Using the records below, find how many lines hold the word "icon" and reply with only that number.

[[ THE INPUT, beginning ]]

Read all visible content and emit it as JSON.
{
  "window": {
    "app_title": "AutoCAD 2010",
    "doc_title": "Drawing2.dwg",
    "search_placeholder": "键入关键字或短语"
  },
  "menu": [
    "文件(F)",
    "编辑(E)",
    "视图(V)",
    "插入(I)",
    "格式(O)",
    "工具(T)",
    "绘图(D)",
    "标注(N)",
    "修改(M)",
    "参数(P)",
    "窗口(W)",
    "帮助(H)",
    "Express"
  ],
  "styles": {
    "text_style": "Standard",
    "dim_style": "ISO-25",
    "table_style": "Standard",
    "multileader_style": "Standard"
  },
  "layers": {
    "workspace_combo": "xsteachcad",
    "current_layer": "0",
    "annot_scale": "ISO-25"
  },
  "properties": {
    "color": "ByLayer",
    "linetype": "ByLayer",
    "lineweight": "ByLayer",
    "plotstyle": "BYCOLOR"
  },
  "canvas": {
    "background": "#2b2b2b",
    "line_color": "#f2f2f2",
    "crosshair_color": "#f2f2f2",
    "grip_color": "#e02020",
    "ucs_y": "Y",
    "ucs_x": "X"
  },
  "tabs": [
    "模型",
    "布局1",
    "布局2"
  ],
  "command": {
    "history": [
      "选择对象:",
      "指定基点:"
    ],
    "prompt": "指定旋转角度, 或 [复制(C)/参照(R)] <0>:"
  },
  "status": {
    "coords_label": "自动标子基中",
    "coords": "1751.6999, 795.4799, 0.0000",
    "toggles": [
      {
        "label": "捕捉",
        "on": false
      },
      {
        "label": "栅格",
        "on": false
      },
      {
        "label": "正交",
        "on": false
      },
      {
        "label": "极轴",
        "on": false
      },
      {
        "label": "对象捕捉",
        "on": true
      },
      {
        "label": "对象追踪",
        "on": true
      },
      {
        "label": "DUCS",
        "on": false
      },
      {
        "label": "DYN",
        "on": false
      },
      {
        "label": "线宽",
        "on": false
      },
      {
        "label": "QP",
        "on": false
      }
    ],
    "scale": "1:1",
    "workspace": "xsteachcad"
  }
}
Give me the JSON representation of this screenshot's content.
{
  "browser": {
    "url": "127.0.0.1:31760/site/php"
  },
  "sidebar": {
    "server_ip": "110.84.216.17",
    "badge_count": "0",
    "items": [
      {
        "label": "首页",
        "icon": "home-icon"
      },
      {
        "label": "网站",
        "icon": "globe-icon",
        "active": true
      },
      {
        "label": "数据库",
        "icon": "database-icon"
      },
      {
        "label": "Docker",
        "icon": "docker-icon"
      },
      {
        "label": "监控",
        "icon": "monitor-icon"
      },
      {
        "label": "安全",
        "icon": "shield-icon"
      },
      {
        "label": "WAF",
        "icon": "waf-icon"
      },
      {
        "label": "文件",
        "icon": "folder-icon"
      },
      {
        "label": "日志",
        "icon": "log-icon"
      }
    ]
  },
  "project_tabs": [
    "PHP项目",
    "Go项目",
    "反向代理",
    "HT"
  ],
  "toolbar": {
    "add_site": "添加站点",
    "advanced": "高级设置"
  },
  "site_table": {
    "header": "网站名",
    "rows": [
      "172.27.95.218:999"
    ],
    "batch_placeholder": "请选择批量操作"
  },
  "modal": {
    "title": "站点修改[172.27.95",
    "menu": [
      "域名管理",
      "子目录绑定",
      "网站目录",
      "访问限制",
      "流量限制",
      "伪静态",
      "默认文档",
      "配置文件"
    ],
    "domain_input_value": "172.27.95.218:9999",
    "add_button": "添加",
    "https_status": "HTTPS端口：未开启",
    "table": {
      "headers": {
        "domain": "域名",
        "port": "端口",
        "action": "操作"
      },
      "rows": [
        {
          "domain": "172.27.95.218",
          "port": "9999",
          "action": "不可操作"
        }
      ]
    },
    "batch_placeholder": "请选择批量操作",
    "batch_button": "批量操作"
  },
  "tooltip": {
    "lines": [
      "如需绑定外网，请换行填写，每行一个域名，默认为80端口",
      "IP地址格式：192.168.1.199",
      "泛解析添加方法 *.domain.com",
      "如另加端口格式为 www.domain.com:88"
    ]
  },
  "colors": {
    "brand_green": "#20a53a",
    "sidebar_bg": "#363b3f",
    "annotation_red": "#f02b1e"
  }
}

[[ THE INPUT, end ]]

## EXERCISE SOLUTION:
9